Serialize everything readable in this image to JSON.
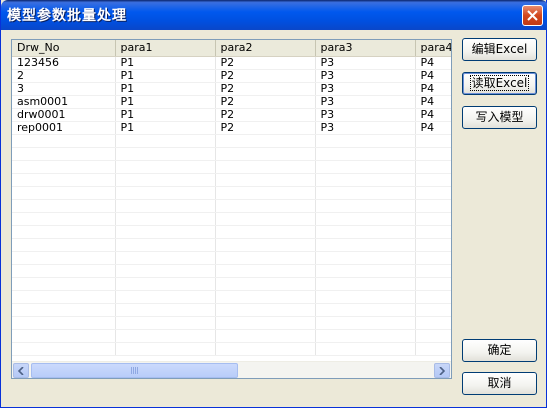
{
  "window": {
    "title": "模型参数批量处理"
  },
  "grid": {
    "columns": [
      "Drw_No",
      "para1",
      "para2",
      "para3",
      "para4"
    ],
    "rows": [
      [
        "123456",
        "P1",
        "P2",
        "P3",
        "P4"
      ],
      [
        "2",
        "P1",
        "P2",
        "P3",
        "P4"
      ],
      [
        "3",
        "P1",
        "P2",
        "P3",
        "P4"
      ],
      [
        "asm0001",
        "P1",
        "P2",
        "P3",
        "P4"
      ],
      [
        "drw0001",
        "P1",
        "P2",
        "P3",
        "P4"
      ],
      [
        "rep0001",
        "P1",
        "P2",
        "P3",
        "P4"
      ]
    ]
  },
  "buttons": {
    "edit_excel": "编辑Excel",
    "read_excel": "读取Excel",
    "write_model": "写入模型",
    "ok": "确定",
    "cancel": "取消"
  }
}
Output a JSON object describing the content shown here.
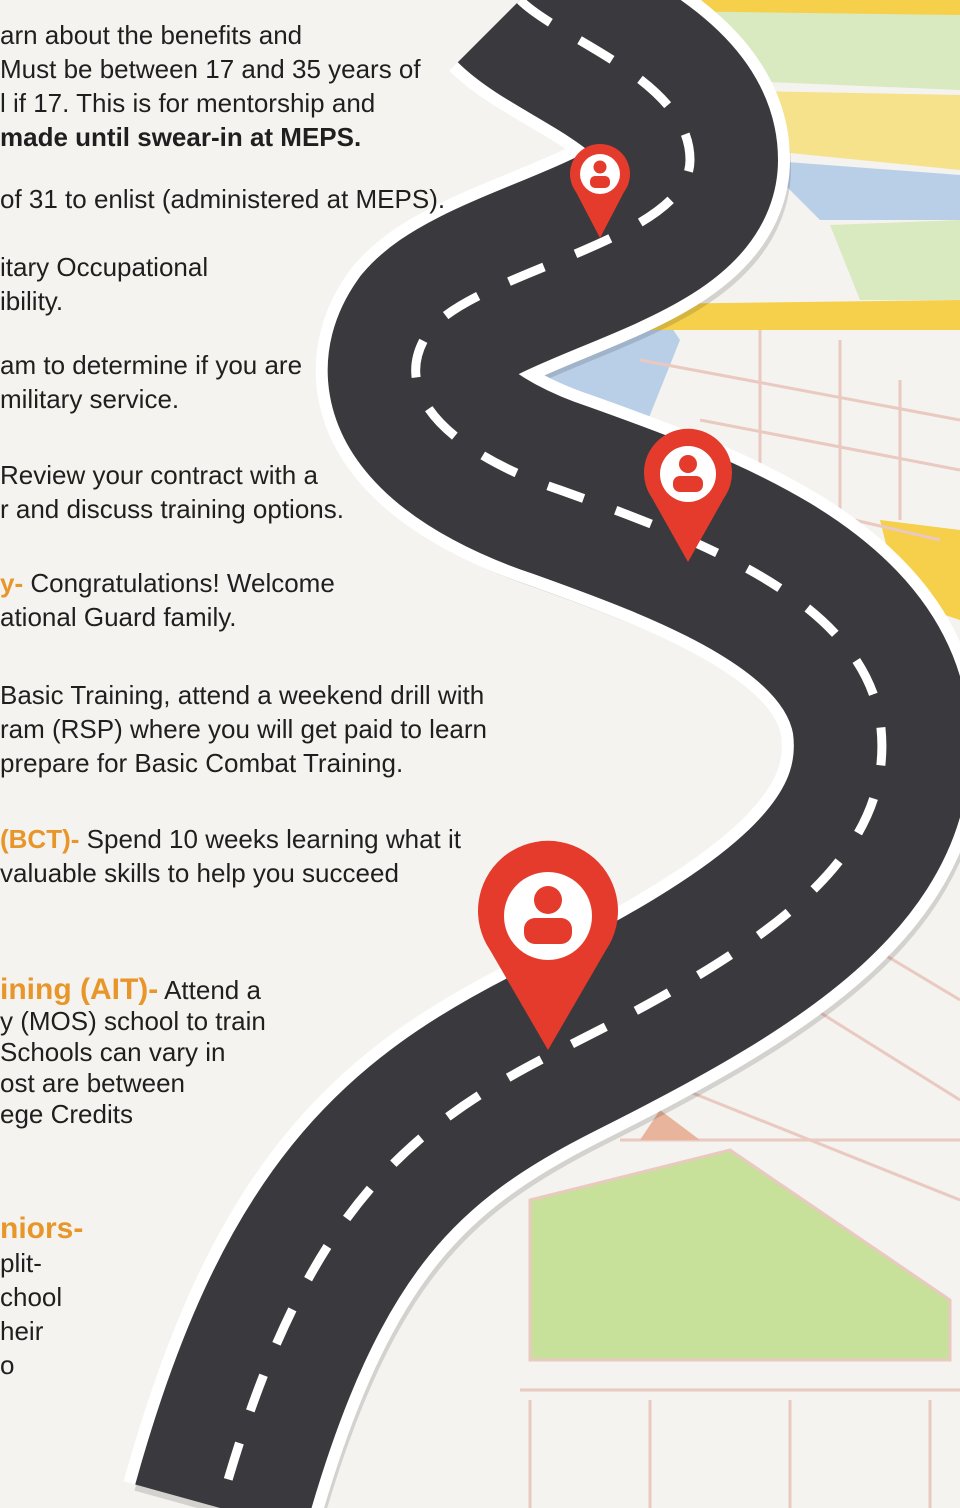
{
  "steps": [
    {
      "lines": [
        "arn about the benefits and",
        "Must be between 17 and 35 years of",
        "l if 17. This is for mentorship and"
      ],
      "bold_line": "made until swear-in at MEPS."
    },
    {
      "lines": [
        "of 31 to enlist (administered at MEPS)."
      ]
    },
    {
      "lines": [
        "itary Occupational",
        "ibility."
      ]
    },
    {
      "lines": [
        "am to determine if you are",
        "military service."
      ]
    },
    {
      "lines": [
        "Review your contract with a",
        "r and discuss training options."
      ]
    },
    {
      "heading": "y-",
      "first_line_text": " Congratulations! Welcome",
      "lines": [
        "ational Guard family."
      ]
    },
    {
      "lines": [
        "Basic Training, attend a weekend drill with",
        "ram (RSP) where you will get paid to learn",
        " prepare for Basic Combat Training."
      ]
    },
    {
      "heading": "(BCT)-",
      "first_line_text": " Spend 10 weeks learning what it",
      "lines": [
        "valuable skills to help you succeed"
      ]
    },
    {
      "heading": "ining (AIT)-",
      "first_line_text": " Attend a",
      "lines": [
        "y (MOS) school to train",
        " Schools can vary in",
        "ost are between",
        "ege Credits"
      ]
    },
    {
      "heading": "niors-",
      "lines": [
        "plit-",
        "chool",
        "heir",
        "",
        "o"
      ]
    }
  ],
  "icons": [
    "map-pin-person-icon",
    "map-pin-person-icon",
    "map-pin-person-icon"
  ],
  "colors": {
    "accent_orange": "#e8962a",
    "pin_red": "#e53b2c",
    "road_dark": "#3a3a3e",
    "road_dash": "#ffffff"
  }
}
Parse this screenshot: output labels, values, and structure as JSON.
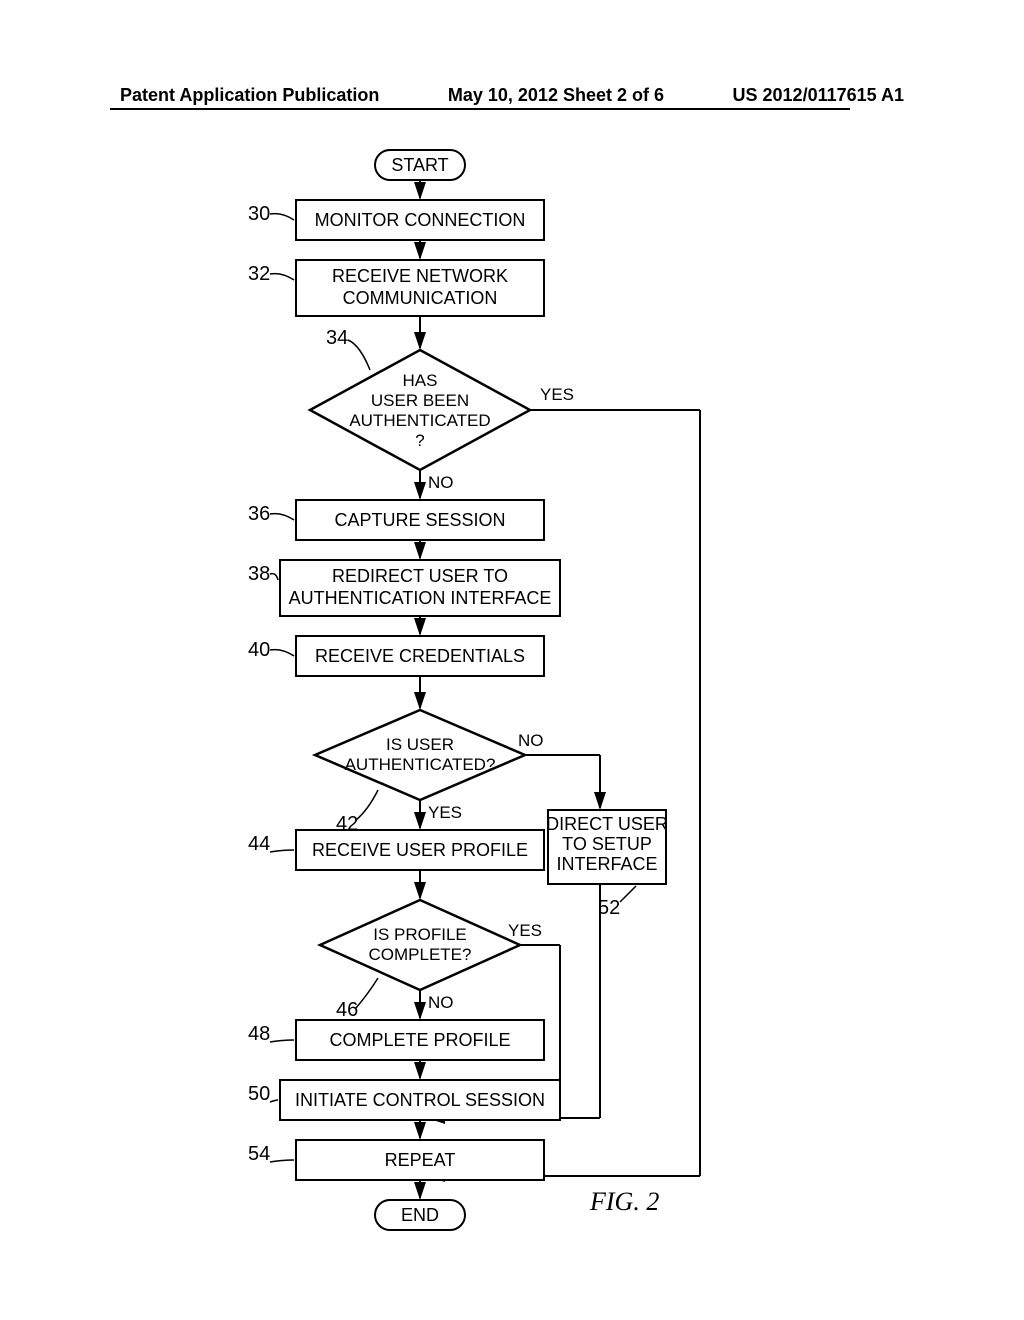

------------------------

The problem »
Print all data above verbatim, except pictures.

Problem solution »
Serialize everything readable in this image to JSON.
{
  "window": {
    "title": "模型参数批量处理"
  },
  "grid": {
    "columns": [
      "Drw_No",
      "para1",
      "para2",
      "para3",
      "para4"
    ],
    "rows": [
      [
        "123456",
        "P1",
        "P2",
        "P3",
        "P4"
      ],
      [
        "2",
        "P1",
        "P2",
        "P3",
        "P4"
      ],
      [
        "3",
        "P1",
        "P2",
        "P3",
        "P4"
      ],
      [
        "asm0001",
        "P1",
        "P2",
        "P3",
        "P4"
      ],
      [
        "drw0001",
        "P1",
        "P2",
        "P3",
        "P4"
      ],
      [
        "rep0001",
        "P1",
        "P2",
        "P3",
        "P4"
      ]
    ]
  },
  "buttons": {
    "edit_excel": "编辑Excel",
    "read_excel": "读取Excel",
    "write_model": "写入模型",
    "ok": "确定",
    "cancel": "取消"
  }
}
Output a JSON object describing the content shown here.
{
  "steps": [
    {
      "lines": [
        "arn about the benefits and",
        "Must be between 17 and 35 years of",
        "l if 17. This is for mentorship and"
      ],
      "bold_line": "made until swear-in at MEPS."
    },
    {
      "lines": [
        "of 31 to enlist (administered at MEPS)."
      ]
    },
    {
      "lines": [
        "itary Occupational",
        "ibility."
      ]
    },
    {
      "lines": [
        "am to determine if you are",
        "military service."
      ]
    },
    {
      "lines": [
        "Review your contract with a",
        "r and discuss training options."
      ]
    },
    {
      "heading": "y-",
      "first_line_text": " Congratulations! Welcome",
      "lines": [
        "ational Guard family."
      ]
    },
    {
      "lines": [
        "Basic Training, attend a weekend drill with",
        "ram (RSP) where you will get paid to learn",
        " prepare for Basic Combat Training."
      ]
    },
    {
      "heading": "(BCT)-",
      "first_line_text": " Spend 10 weeks learning what it",
      "lines": [
        "valuable skills to help you succeed"
      ]
    },
    {
      "heading": "ining (AIT)-",
      "first_line_text": " Attend a",
      "lines": [
        "y (MOS) school to train",
        " Schools can vary in",
        "ost are between",
        "ege Credits"
      ]
    },
    {
      "heading": "niors-",
      "lines": [
        "plit-",
        "chool",
        "heir",
        "",
        "o"
      ]
    }
  ],
  "icons": [
    "map-pin-person-icon",
    "map-pin-person-icon",
    "map-pin-person-icon"
  ],
  "colors": {
    "accent_orange": "#e8962a",
    "pin_red": "#e53b2c",
    "road_dark": "#3a3a3e",
    "road_dash": "#ffffff"
  }
}
Parse this screenshot: output labels, values, and structure as JSON.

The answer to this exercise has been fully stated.